- Required action: Quote every line below exactly as it reads.

- Dataset excerpts:
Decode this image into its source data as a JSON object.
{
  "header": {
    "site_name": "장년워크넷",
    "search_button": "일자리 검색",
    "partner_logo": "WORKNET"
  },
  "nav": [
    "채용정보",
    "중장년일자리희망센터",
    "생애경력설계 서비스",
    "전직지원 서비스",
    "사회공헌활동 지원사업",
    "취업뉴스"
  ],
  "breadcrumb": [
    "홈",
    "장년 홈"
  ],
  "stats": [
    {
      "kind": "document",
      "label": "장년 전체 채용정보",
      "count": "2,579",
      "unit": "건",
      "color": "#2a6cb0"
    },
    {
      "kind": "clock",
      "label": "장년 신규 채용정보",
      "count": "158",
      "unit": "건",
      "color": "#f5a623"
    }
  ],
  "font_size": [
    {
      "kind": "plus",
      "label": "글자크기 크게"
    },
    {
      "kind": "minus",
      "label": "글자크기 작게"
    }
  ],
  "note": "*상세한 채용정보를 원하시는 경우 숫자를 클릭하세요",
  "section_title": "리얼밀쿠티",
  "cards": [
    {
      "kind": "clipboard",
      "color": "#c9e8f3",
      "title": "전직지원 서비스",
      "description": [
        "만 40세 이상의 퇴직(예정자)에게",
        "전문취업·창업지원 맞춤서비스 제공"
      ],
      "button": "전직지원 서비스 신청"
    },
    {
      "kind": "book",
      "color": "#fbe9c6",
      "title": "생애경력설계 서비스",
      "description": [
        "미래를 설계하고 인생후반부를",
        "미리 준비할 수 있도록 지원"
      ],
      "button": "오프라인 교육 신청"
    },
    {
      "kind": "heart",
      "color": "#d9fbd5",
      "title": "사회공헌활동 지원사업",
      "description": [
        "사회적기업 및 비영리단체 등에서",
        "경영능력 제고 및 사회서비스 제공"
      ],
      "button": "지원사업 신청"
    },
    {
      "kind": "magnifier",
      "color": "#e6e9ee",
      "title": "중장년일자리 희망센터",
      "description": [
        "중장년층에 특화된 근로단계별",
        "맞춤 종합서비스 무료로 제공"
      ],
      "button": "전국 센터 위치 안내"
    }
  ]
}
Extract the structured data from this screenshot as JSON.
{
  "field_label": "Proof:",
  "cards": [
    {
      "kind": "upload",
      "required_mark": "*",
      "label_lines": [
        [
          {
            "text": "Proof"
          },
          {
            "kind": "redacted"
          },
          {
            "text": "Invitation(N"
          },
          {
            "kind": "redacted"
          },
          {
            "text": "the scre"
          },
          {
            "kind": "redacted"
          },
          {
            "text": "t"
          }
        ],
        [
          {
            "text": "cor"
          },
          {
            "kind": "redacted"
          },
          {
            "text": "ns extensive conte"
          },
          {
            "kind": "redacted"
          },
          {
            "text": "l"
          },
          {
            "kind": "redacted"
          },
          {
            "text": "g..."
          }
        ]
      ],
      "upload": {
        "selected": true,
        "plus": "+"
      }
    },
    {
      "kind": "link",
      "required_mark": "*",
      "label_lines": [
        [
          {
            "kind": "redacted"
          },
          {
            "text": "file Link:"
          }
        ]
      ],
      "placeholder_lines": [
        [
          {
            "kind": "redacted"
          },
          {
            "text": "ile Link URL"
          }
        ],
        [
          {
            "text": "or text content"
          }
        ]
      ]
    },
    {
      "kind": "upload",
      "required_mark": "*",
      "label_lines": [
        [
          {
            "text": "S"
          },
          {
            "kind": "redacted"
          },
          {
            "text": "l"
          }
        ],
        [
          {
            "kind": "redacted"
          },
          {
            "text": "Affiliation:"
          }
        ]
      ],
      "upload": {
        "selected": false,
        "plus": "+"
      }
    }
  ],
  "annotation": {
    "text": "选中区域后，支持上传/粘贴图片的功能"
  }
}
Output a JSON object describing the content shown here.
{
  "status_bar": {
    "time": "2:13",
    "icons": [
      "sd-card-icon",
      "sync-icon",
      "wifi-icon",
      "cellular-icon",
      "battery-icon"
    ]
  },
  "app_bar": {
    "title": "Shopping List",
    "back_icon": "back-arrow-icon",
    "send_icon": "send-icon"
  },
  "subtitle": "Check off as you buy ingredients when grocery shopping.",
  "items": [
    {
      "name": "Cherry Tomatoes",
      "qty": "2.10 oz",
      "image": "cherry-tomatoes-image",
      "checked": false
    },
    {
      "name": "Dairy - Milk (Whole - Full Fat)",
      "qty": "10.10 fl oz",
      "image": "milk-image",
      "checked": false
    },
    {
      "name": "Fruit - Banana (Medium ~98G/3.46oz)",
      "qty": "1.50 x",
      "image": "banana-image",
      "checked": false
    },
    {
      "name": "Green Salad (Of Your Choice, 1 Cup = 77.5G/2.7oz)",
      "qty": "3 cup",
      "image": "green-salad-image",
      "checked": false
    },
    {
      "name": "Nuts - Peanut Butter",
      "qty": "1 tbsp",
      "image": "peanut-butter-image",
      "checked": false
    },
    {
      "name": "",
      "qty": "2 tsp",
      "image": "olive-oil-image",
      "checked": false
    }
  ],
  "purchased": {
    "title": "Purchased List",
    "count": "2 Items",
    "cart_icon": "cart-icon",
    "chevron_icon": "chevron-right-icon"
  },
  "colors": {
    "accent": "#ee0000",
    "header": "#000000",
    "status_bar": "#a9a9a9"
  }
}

- Expected answer:
Decode this image into its source data as a JSON object.
{
  "header": {
    "site_name": "장년워크넷",
    "search_button": "일자리 검색",
    "partner_logo": "WORKNET"
  },
  "nav": [
    "채용정보",
    "중장년일자리희망센터",
    "생애경력설계 서비스",
    "전직지원 서비스",
    "사회공헌활동 지원사업",
    "취업뉴스"
  ],
  "breadcrumb": [
    "홈",
    "장년 홈"
  ],
  "stats": [
    {
      "kind": "document",
      "label": "장년 전체 채용정보",
      "count": "2,579",
      "unit": "건",
      "color": "#2a6cb0"
    },
    {
      "kind": "clock",
      "label": "장년 신규 채용정보",
      "count": "158",
      "unit": "건",
      "color": "#f5a623"
    }
  ],
  "font_size": [
    {
      "kind": "plus",
      "label": "글자크기 크게"
    },
    {
      "kind": "minus",
      "label": "글자크기 작게"
    }
  ],
  "note": "*상세한 채용정보를 원하시는 경우 숫자를 클릭하세요",
  "section_title": "리얼밀쿠티",
  "cards": [
    {
      "kind": "clipboard",
      "color": "#c9e8f3",
      "title": "전직지원 서비스",
      "description": [
        "만 40세 이상의 퇴직(예정자)에게",
        "전문취업·창업지원 맞춤서비스 제공"
      ],
      "button": "전직지원 서비스 신청"
    },
    {
      "kind": "book",
      "color": "#fbe9c6",
      "title": "생애경력설계 서비스",
      "description": [
        "미래를 설계하고 인생후반부를",
        "미리 준비할 수 있도록 지원"
      ],
      "button": "오프라인 교육 신청"
    },
    {
      "kind": "heart",
      "color": "#d9fbd5",
      "title": "사회공헌활동 지원사업",
      "description": [
        "사회적기업 및 비영리단체 등에서",
        "경영능력 제고 및 사회서비스 제공"
      ],
      "button": "지원사업 신청"
    },
    {
      "kind": "magnifier",
      "color": "#e6e9ee",
      "title": "중장년일자리 희망센터",
      "description": [
        "중장년층에 특화된 근로단계별",
        "맞춤 종합서비스 무료로 제공"
      ],
      "button": "전국 센터 위치 안내"
    }
  ]
}
Extract the structured data from this screenshot as JSON.
{
  "field_label": "Proof:",
  "cards": [
    {
      "kind": "upload",
      "required_mark": "*",
      "label_lines": [
        [
          {
            "text": "Proof"
          },
          {
            "kind": "redacted"
          },
          {
            "text": "Invitation(N"
          },
          {
            "kind": "redacted"
          },
          {
            "text": "the scre"
          },
          {
            "kind": "redacted"
          },
          {
            "text": "t"
          }
        ],
        [
          {
            "text": "cor"
          },
          {
            "kind": "redacted"
          },
          {
            "text": "ns extensive conte"
          },
          {
            "kind": "redacted"
          },
          {
            "text": "l"
          },
          {
            "kind": "redacted"
          },
          {
            "text": "g..."
          }
        ]
      ],
      "upload": {
        "selected": true,
        "plus": "+"
      }
    },
    {
      "kind": "link",
      "required_mark": "*",
      "label_lines": [
        [
          {
            "kind": "redacted"
          },
          {
            "text": "file Link:"
          }
        ]
      ],
      "placeholder_lines": [
        [
          {
            "kind": "redacted"
          },
          {
            "text": "ile Link URL"
          }
        ],
        [
          {
            "text": "or text content"
          }
        ]
      ]
    },
    {
      "kind": "upload",
      "required_mark": "*",
      "label_lines": [
        [
          {
            "text": "S"
          },
          {
            "kind": "redacted"
          },
          {
            "text": "l"
          }
        ],
        [
          {
            "kind": "redacted"
          },
          {
            "text": "Affiliation:"
          }
        ]
      ],
      "upload": {
        "selected": false,
        "plus": "+"
      }
    }
  ],
  "annotation": {
    "text": "选中区域后，支持上传/粘贴图片的功能"
  }
}
Output a JSON object describing the content shown here.
{
  "status_bar": {
    "time": "2:13",
    "icons": [
      "sd-card-icon",
      "sync-icon",
      "wifi-icon",
      "cellular-icon",
      "battery-icon"
    ]
  },
  "app_bar": {
    "title": "Shopping List",
    "back_icon": "back-arrow-icon",
    "send_icon": "send-icon"
  },
  "subtitle": "Check off as you buy ingredients when grocery shopping.",
  "items": [
    {
      "name": "Cherry Tomatoes",
      "qty": "2.10 oz",
      "image": "cherry-tomatoes-image",
      "checked": false
    },
    {
      "name": "Dairy - Milk (Whole - Full Fat)",
      "qty": "10.10 fl oz",
      "image": "milk-image",
      "checked": false
    },
    {
      "name": "Fruit - Banana (Medium ~98G/3.46oz)",
      "qty": "1.50 x",
      "image": "banana-image",
      "checked": false
    },
    {
      "name": "Green Salad (Of Your Choice, 1 Cup = 77.5G/2.7oz)",
      "qty": "3 cup",
      "image": "green-salad-image",
      "checked": false
    },
    {
      "name": "Nuts - Peanut Butter",
      "qty": "1 tbsp",
      "image": "peanut-butter-image",
      "checked": false
    },
    {
      "name": "",
      "qty": "2 tsp",
      "image": "olive-oil-image",
      "checked": false
    }
  ],
  "purchased": {
    "title": "Purchased List",
    "count": "2 Items",
    "cart_icon": "cart-icon",
    "chevron_icon": "chevron-right-icon"
  },
  "colors": {
    "accent": "#ee0000",
    "header": "#000000",
    "status_bar": "#a9a9a9"
  }
}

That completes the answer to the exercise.